SINGAPORE - In the first diversity study of its films and series, streaming giant Netflix showed gains in the inclusion of marginalised groups both onscreen and behind the scenes.
Still, only around three in 10 leads or co-leads are from a minority ethnic group, below proportional representation in the United States.
The media company released the study last Friday and also announced the creation of the Netflix Fund for Creative Equity, which will invest US$100 million (S$133 million) over the next five years to train and provide opportunities for under-represented communities.
The study, led by Dr. Stacy L. Smith and the University of Southern California Annenberg Inclusion Initiative, analysed 126 films and 180 series released in 2018 and 2019 to assess the diversity of Netflix's original US-based scripted content.
More than half of all Netflix films and scripted series featured a female protagonist. Stories with women or girls at the centre grew from 48.6 per cent in 2018 to 55.2 per cent in 2019.
Netflix also worked with more women in key creative roles such as directors, creators and screenwriters, as compared with the wider film and television industry.
In a video uploaded to YouTube, Dr Smith said having female creators led to more female-driven stories: "Inclusion happens when women are given keys to the kingdom and drive storylines at Netflix."
But only 31.9 per cent of leading roles were given to members of an under-represented ethnic group, below the 39.9 per cent of the US population who are from a minority race.
This is despite under-represented leads or co-leads increasing from 26.4 per cent in 2018 to 37.3 per cent in 2019.
Stories with Latino and Asian leading characters were particularly rare, at 2.6 and 4 per cent respectively. Few from these minority groups held power behind the scenes either.
Though women of colour gained more prominence in leading roles or as main cast members over the two years, they are still often entirely missing from stories.
More than two-thirds of the offerings studied did not portray a Latina woman or girl speaking. More than 85 per cent erased Middle Eastern or North African girls and women, 29.1 per cent left out black females and 48 per cent showed no Asian women.
White females, in contrast, were missing from only 4.6 per cent of all stories.

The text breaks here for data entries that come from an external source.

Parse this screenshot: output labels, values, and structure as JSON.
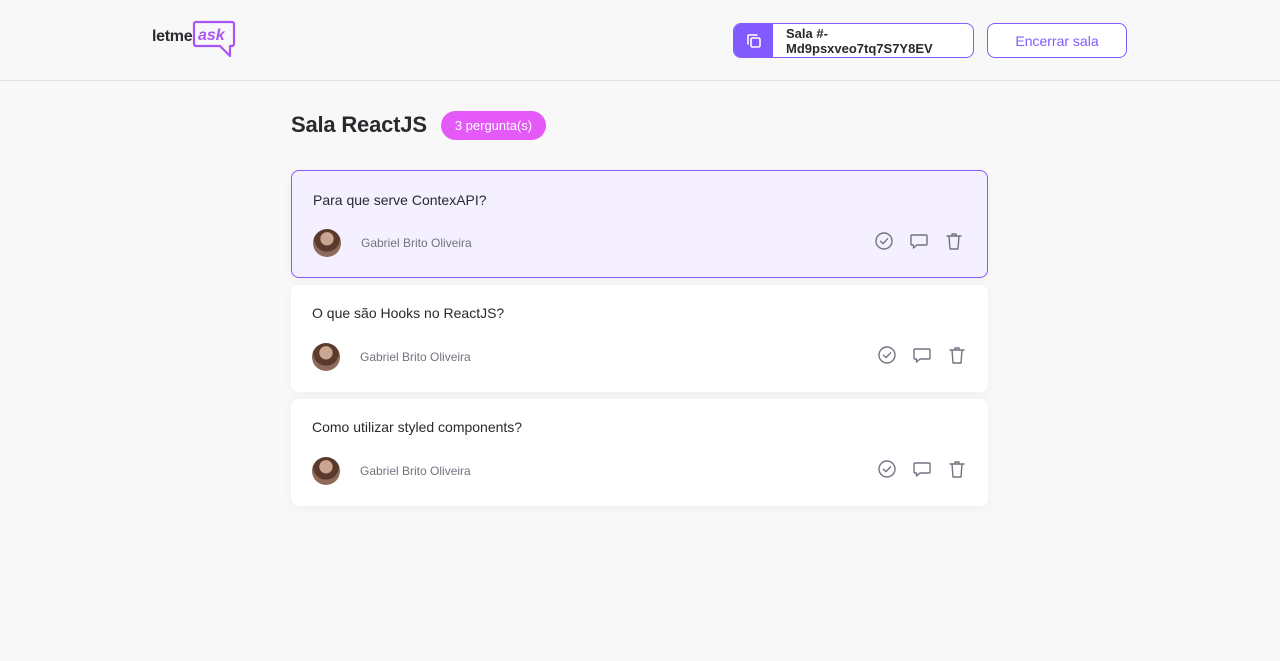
{
  "brand": {
    "logo_primary": "letme",
    "logo_accent": "ask",
    "accent_color": "#835afd",
    "badge_color": "#e559f9"
  },
  "header": {
    "room_code_label": "Sala #-Md9psxveo7tq7S7Y8EV",
    "copy_icon": "copy-icon",
    "end_room_label": "Encerrar sala"
  },
  "room": {
    "title": "Sala ReactJS",
    "question_count_label": "3 pergunta(s)"
  },
  "questions": [
    {
      "text": "Para que serve ContexAPI?",
      "author": "Gabriel Brito Oliveira",
      "highlighted": true
    },
    {
      "text": "O que são Hooks no ReactJS?",
      "author": "Gabriel Brito Oliveira",
      "highlighted": false
    },
    {
      "text": "Como utilizar styled components?",
      "author": "Gabriel Brito Oliveira",
      "highlighted": false
    }
  ],
  "action_icons": [
    "check-circle-icon",
    "answer-bubble-icon",
    "trash-icon"
  ]
}
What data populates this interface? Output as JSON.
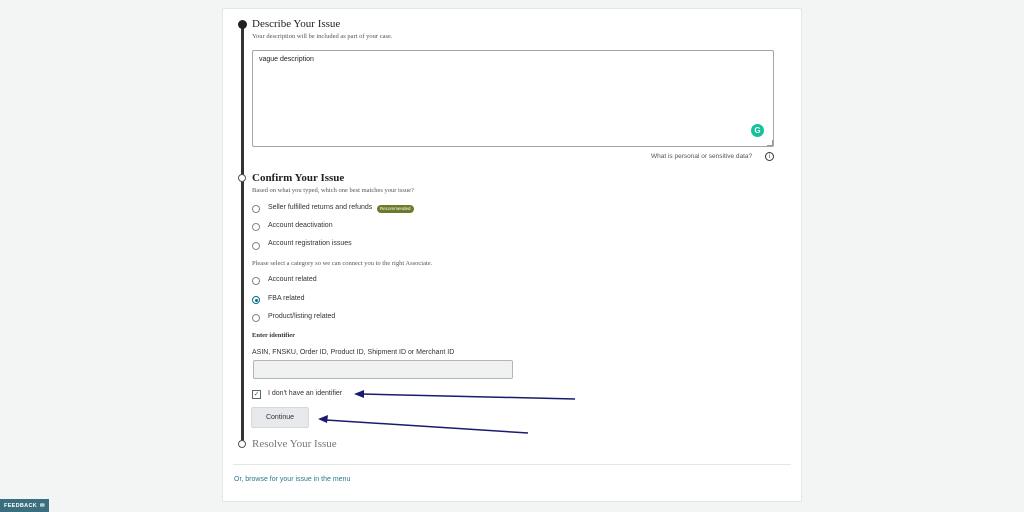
{
  "describe": {
    "title": "Describe Your Issue",
    "hint": "Your description will be included as part of your case.",
    "textarea_value": "vague description",
    "grammar_icon_glyph": "G",
    "sensitive_link": "What is personal or sensitive data?",
    "info_glyph": "i"
  },
  "confirm": {
    "title": "Confirm Your Issue",
    "question": "Based on what you typed, which one best matches your issue?",
    "options": [
      {
        "label": "Seller fulfilled returns and refunds",
        "checked": false
      },
      {
        "label": "Account deactivation",
        "checked": false
      },
      {
        "label": "Account registration issues",
        "checked": false
      }
    ],
    "recommended_badge": "Recommended",
    "category_prompt": "Please select a category so we can connect you to the right Associate.",
    "categories": [
      {
        "label": "Account related",
        "checked": false
      },
      {
        "label": "FBA related",
        "checked": true
      },
      {
        "label": "Product/listing related",
        "checked": false
      }
    ],
    "identifier_heading": "Enter identifier",
    "identifier_label": "ASIN, FNSKU, Order ID, Product ID, Shipment ID or Merchant ID",
    "identifier_value": "",
    "no_identifier_label": "I don't have an identifier",
    "no_identifier_checked": true,
    "continue_label": "Continue"
  },
  "resolve": {
    "title": "Resolve Your Issue"
  },
  "browse_link": "Or, browse for your issue in the menu",
  "feedback_tab": "FEEDBACK",
  "feedback_glyph": "✉",
  "checkmark_glyph": "✓",
  "colors": {
    "accent_teal": "#007185",
    "badge_green": "#6a7b2a",
    "arrow_navy": "#1a1a6e",
    "feedback_bg": "#3b6e7e"
  }
}
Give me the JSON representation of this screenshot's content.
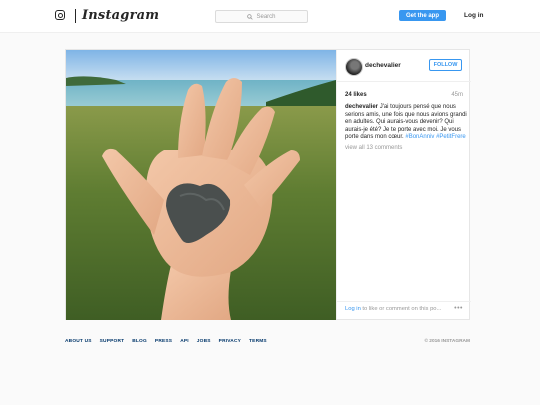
{
  "header": {
    "logo_text": "Instagram",
    "search_placeholder": "Search",
    "get_app_label": "Get the app",
    "login_label": "Log in"
  },
  "post": {
    "username": "dechevalier",
    "follow_label": "FOLLOW",
    "likes": "24 likes",
    "time_ago": "45m",
    "caption_user": "dechevalier",
    "caption_text": "J'ai toujours pensé que nous serions amis, une fois que nous avions grandi en adultes. Qui aurais-vous devenir? Qui aurais-je été? Je te porte avec moi. Je vous porte dans mon cœur.",
    "caption_tags": "#BonAnniv #PetitFrere",
    "view_all_comments": "view all 13 comments",
    "comment_login_link": "Log in",
    "comment_prompt_rest": " to like or comment on this po...",
    "more_options": "•••"
  },
  "footer": {
    "links": [
      "ABOUT US",
      "SUPPORT",
      "BLOG",
      "PRESS",
      "API",
      "JOBS",
      "PRIVACY",
      "TERMS"
    ],
    "copyright": "© 2016 INSTAGRAM"
  },
  "colors": {
    "accent": "#3897f0",
    "footer_link": "#003569",
    "muted": "#999999"
  },
  "icons": [
    "instagram-camera-icon",
    "search-icon",
    "more-options-icon"
  ]
}
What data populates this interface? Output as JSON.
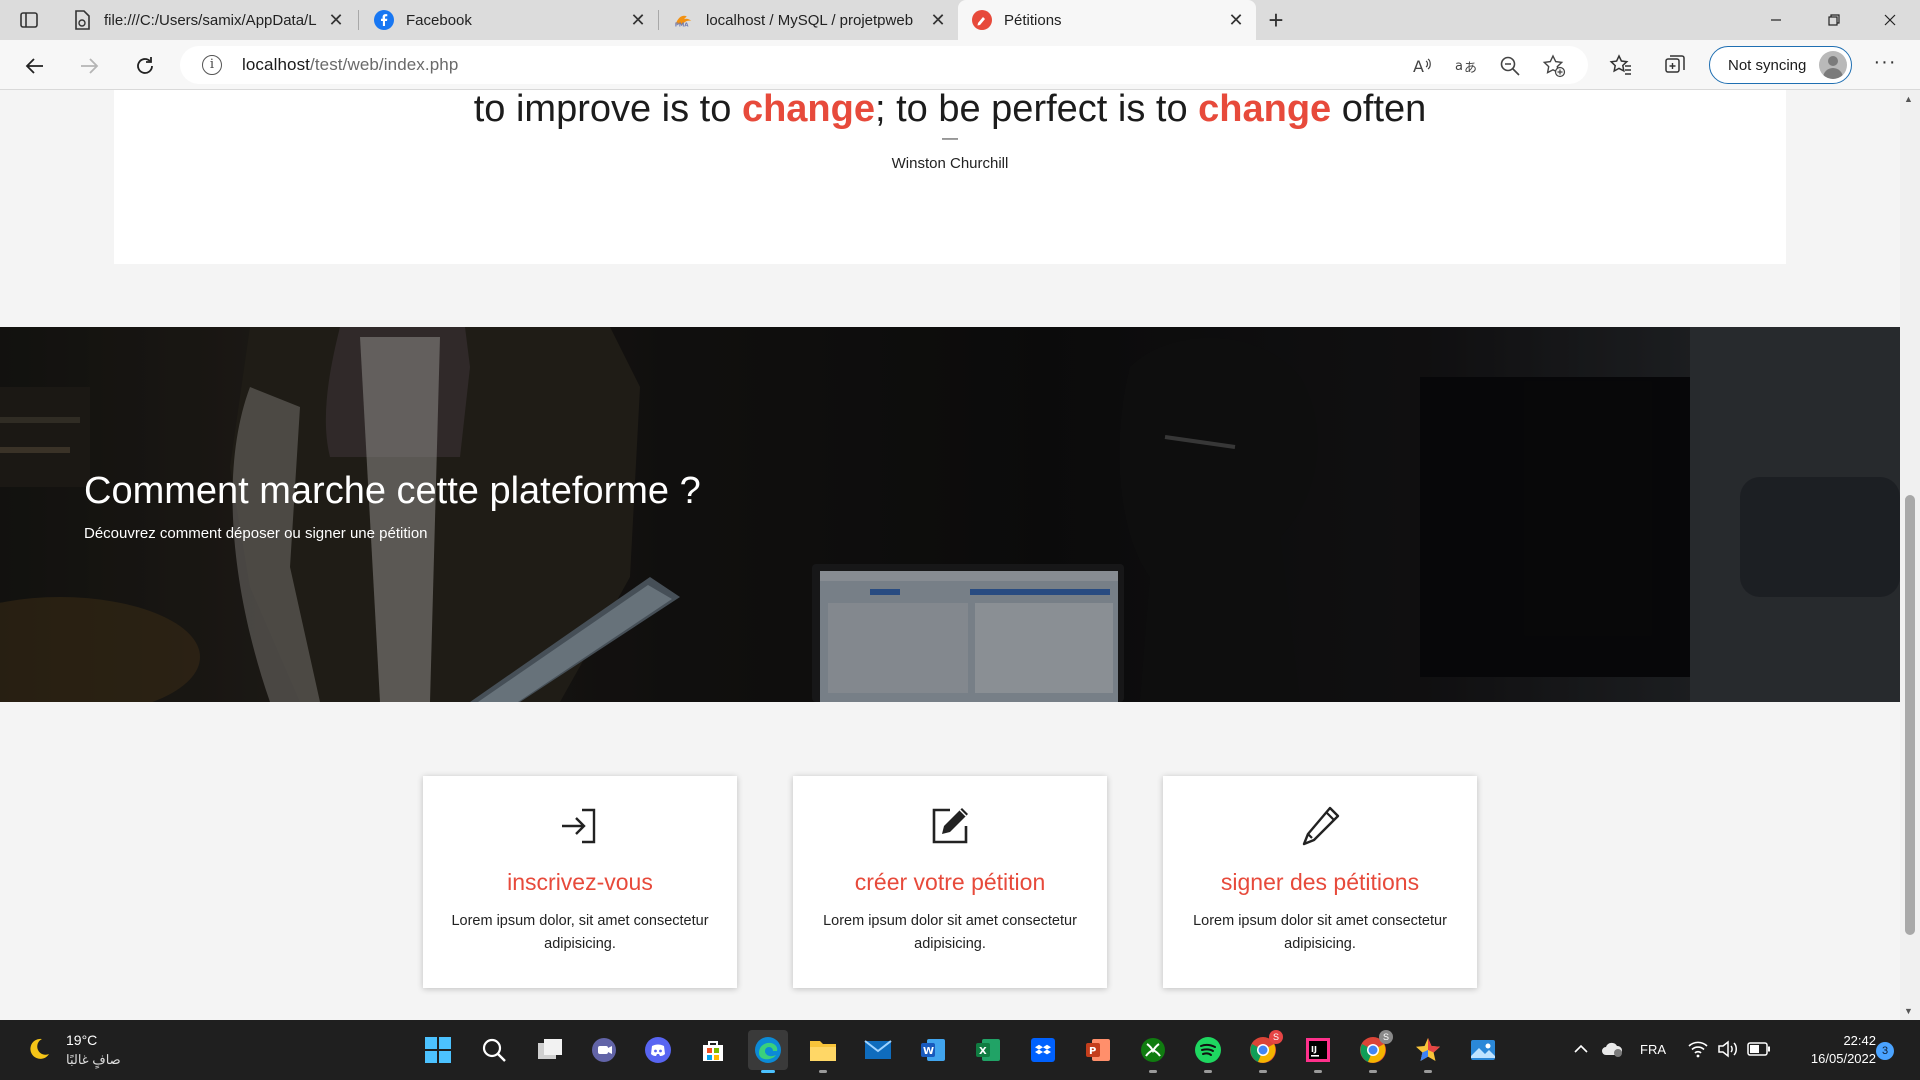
{
  "browser": {
    "tabs": [
      {
        "title": "file:///C:/Users/samix/AppData/L",
        "icon": "file-icon",
        "active": false
      },
      {
        "title": "Facebook",
        "icon": "facebook-icon",
        "active": false
      },
      {
        "title": "localhost / MySQL / projetpweb",
        "icon": "phpmyadmin-icon",
        "active": false
      },
      {
        "title": "Pétitions",
        "icon": "petitions-icon",
        "active": true
      }
    ],
    "close_glyph": "✕",
    "new_tab_glyph": "+",
    "url_host": "localhost",
    "url_path": "/test/web/index.php",
    "profile_label": "Not syncing",
    "more_glyph": "···"
  },
  "page": {
    "quote": {
      "part1": "to improve is to ",
      "highlight1": "change",
      "part2": "; to be perfect is to ",
      "highlight2": "change",
      "part3": " often",
      "dash": "—",
      "author": "Winston Churchill"
    },
    "hero": {
      "title": "Comment marche cette plateforme ?",
      "subtitle": "Découvrez comment déposer ou signer une pétition"
    },
    "cards": [
      {
        "icon": "sign-in-icon",
        "title": "inscrivez-vous",
        "text": "Lorem ipsum dolor, sit amet consectetur adipisicing."
      },
      {
        "icon": "edit-icon",
        "title": "créer votre pétition",
        "text": "Lorem ipsum dolor sit amet consectetur adipisicing."
      },
      {
        "icon": "pencil-icon",
        "title": "signer des pétitions",
        "text": "Lorem ipsum dolor sit amet consectetur adipisicing."
      }
    ],
    "accent_color": "#e74a3b"
  },
  "taskbar": {
    "weather_temp": "19°C",
    "weather_desc": "صافٍ غالبًا",
    "language": "FRA",
    "time": "22:42",
    "date": "16/05/2022",
    "notification_count": "3",
    "app_badges": {
      "chrome_1": "S",
      "chrome_2": "S"
    }
  }
}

Stories which gave play to lesbian, gay, transgender and bisexual characters were also rare, with transgender characters especially sidelined. Characters with disabilities went largely unrepresented as well.
In a blog post, Netflix chief content officer and co-chief executive Ted Sarandos committed to telling more diverse stories. He promised that the company will release a report every two years to 2026 inclusive.
He said: "We are still in the early stages of a major change in storytelling - where great stories can truly come from anywhere, be created by anyone, whatever their background, and be loved everywhere.
"And by better understanding how we are doing, we hope to stimulate change not just at Netflix but across our industry more broadly.